Interface dataset entries:
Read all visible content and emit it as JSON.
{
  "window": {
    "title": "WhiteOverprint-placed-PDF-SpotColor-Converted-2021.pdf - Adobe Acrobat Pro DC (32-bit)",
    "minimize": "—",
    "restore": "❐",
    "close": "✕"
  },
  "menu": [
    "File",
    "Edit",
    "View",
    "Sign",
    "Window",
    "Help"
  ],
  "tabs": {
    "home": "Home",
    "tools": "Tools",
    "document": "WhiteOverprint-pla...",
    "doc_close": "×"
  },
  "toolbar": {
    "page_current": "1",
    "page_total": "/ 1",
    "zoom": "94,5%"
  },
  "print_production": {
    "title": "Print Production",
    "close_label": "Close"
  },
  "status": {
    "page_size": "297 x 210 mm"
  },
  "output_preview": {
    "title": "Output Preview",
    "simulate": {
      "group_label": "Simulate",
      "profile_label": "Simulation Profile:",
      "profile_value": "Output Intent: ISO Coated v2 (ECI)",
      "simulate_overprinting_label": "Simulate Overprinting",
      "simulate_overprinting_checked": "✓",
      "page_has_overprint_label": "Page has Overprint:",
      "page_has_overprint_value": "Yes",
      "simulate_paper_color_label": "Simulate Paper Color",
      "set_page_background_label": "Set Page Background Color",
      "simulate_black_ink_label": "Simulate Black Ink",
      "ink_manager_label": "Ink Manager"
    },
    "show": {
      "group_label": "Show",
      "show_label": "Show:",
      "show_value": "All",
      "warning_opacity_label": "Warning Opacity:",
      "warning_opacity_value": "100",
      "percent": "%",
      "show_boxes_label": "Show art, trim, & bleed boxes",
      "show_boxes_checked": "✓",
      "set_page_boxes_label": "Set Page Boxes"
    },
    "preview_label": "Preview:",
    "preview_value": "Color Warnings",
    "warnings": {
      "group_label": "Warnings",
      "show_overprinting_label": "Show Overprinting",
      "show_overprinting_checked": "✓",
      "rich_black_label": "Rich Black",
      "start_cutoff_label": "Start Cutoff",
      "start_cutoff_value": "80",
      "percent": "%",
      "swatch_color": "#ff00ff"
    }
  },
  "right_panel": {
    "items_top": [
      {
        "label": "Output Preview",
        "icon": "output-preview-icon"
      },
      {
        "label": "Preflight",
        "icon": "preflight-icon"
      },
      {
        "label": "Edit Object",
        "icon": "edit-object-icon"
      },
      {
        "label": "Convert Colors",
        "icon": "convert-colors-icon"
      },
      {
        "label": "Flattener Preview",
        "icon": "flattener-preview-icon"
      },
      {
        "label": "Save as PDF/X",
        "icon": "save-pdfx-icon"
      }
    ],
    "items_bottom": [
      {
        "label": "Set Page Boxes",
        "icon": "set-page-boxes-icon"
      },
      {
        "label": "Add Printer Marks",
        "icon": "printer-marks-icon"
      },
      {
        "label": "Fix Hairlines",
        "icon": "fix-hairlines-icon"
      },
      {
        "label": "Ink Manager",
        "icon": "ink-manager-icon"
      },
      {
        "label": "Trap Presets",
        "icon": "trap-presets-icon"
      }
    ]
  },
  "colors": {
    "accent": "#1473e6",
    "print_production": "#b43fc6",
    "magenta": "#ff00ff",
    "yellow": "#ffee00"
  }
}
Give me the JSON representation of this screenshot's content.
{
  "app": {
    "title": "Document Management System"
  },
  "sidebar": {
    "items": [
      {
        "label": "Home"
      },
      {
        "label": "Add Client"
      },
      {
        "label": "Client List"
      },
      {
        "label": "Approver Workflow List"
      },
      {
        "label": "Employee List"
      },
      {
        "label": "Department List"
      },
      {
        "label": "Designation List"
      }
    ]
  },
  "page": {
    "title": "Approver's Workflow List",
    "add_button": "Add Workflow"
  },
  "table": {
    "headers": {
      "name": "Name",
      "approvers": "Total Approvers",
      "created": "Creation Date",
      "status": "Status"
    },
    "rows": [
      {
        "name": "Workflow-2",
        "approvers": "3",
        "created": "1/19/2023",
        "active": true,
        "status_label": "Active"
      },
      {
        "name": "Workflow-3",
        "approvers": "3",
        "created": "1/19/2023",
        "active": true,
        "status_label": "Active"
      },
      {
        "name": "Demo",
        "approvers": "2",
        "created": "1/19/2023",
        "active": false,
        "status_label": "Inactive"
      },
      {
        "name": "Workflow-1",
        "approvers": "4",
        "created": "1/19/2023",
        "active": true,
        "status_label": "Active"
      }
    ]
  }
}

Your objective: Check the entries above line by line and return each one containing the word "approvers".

Expected answer:
      "approvers": "Total Approvers",
        "approvers": "3",
        "approvers": "3",
        "approvers": "2",
        "approvers": "4",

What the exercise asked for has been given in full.